You’ve probably heard this story before somewhere. But it’s a good one. And it’s worth hearing again:
One day a time-management consultant was speaking to a group of high-powered over-achievers at a seminar. Toward the end of his presentation he said, “Okay, time for a quiz.” Then he pulled out a one-gallon, wide-mouthed mason jar and set it on a table in front of him. He then produced about a dozen fist-sized rocks and carefully placed them, one at a time, into the jar.
When the jar was filled to the top and no more rocks would fit inside, he asked, “Is this jar full?” Everyone in the class said, “Yes.” Then he said, “Really?” He reached under the table and pulled out a bucket of gravel. Then he dumped some gravel in and shook the jar causing pieces of gravel to work themselves down into the spaces between the big rocks.
Then he smiled and asked the group once more, “Is the jar full?” By this time the class was onto him. “Probably not,” one of them answered. “Good!” he replied. And he reached under the table and brought out a bucket of sand. He started dumping the sand in and it went into all the spaces left between the rocks and the gravel. Once more he asked the question, “Is this jar full?”
“No!” the class shouted. Once again he said, “Good!” Then he grabbed a pitcher of water and began to pour it in until the jar was filled to the brim.
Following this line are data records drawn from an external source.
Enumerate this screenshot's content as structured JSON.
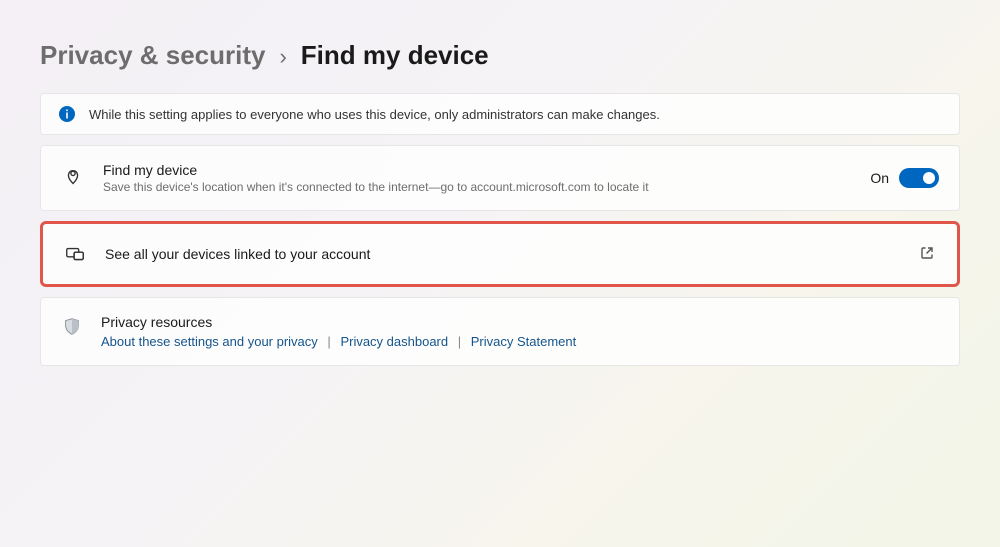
{
  "breadcrumb": {
    "parent": "Privacy & security",
    "separator": "›",
    "current": "Find my device"
  },
  "infoBanner": {
    "text": "While this setting applies to everyone who uses this device, only administrators can make changes."
  },
  "findMyDevice": {
    "title": "Find my device",
    "description": "Save this device's location when it's connected to the internet—go to account.microsoft.com to locate it",
    "toggleLabel": "On",
    "toggleState": true
  },
  "linkedDevices": {
    "label": "See all your devices linked to your account"
  },
  "resources": {
    "title": "Privacy resources",
    "links": [
      "About these settings and your privacy",
      "Privacy dashboard",
      "Privacy Statement"
    ],
    "separator": "|"
  }
}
Then he looked up at the class and asked, “What is the point of this illustration?”
A guy in the back (who was almost certainly a lawyer) raised his hand and said, “The point is, no matter how full things seem to be, there’s always room for more.”
“No,” the speaker replied, “that’s not the point. The point is this: If you don’t put the big rocks in first, you’ll never get them in at all.”
(Dr. Stephen Covey, First Things First)
Miles Coleman told that story at our Wellness Luncheon last week. Miles is an attorney at Nelson, Mullins, Riley & Scarborough in Columbia, South Carolina. Several years ago, when he was only a 2nd year associate, he suffered, what by all accounts should have been, a life ending traumatic brain injury. Miles’ injury occurred when he was preparing some ropes for a 5 A.M. Cross Fit class. His foot became entangled in the ropes and he fell 15 feet, striking his head on the concrete floor below.
Miles talked about his road to recovery and the profound lessons he learned from his experience. One of the most important of which was to develop an appreciation for the Big Rocks—those things in his life (his family, his friends, his faith) that really gave his life meaning…and, having developed a renewed appreciation for those things, the importance of crafting a life where he puts those Big Rocks into the jar first.
Miles talked about what it was like when he finally begin to regain consciousness several days after his accident. At first he was horrified that, as a young associate, he had just gone almost a week without billing any time. And he began to think how humiliated he would be when everyone looked at his empty time sheet. As he continued his recovery, however, and began to appreciate the magnitude of his injury and how closely he came to dying, he began to understand how crazy it was to live as if entering and releasing time everyday is more important than anything else.
Today he’s fully recovered and has returned to a very successful and busy law practice (with plenty of billable hours). But he also knows what the Big Rocks are in his life. And the To-Do list on the corner of his desk includes—right next to an entry for filing responsive pleadings in a new case—action items for time with his wife and children and coffee with an old friend. He understands, in a way few of us do, that life can alter course in an instant. And when it does, there is no small amount of comfort in having lived a life where the Big Rocks were put in first.
What are the Big Rocks in your life? Time with those you love? A project that you want to finish? A class you want to take? Your health? Teaching or mentoring young associates in your office?
Put those in first. It matters.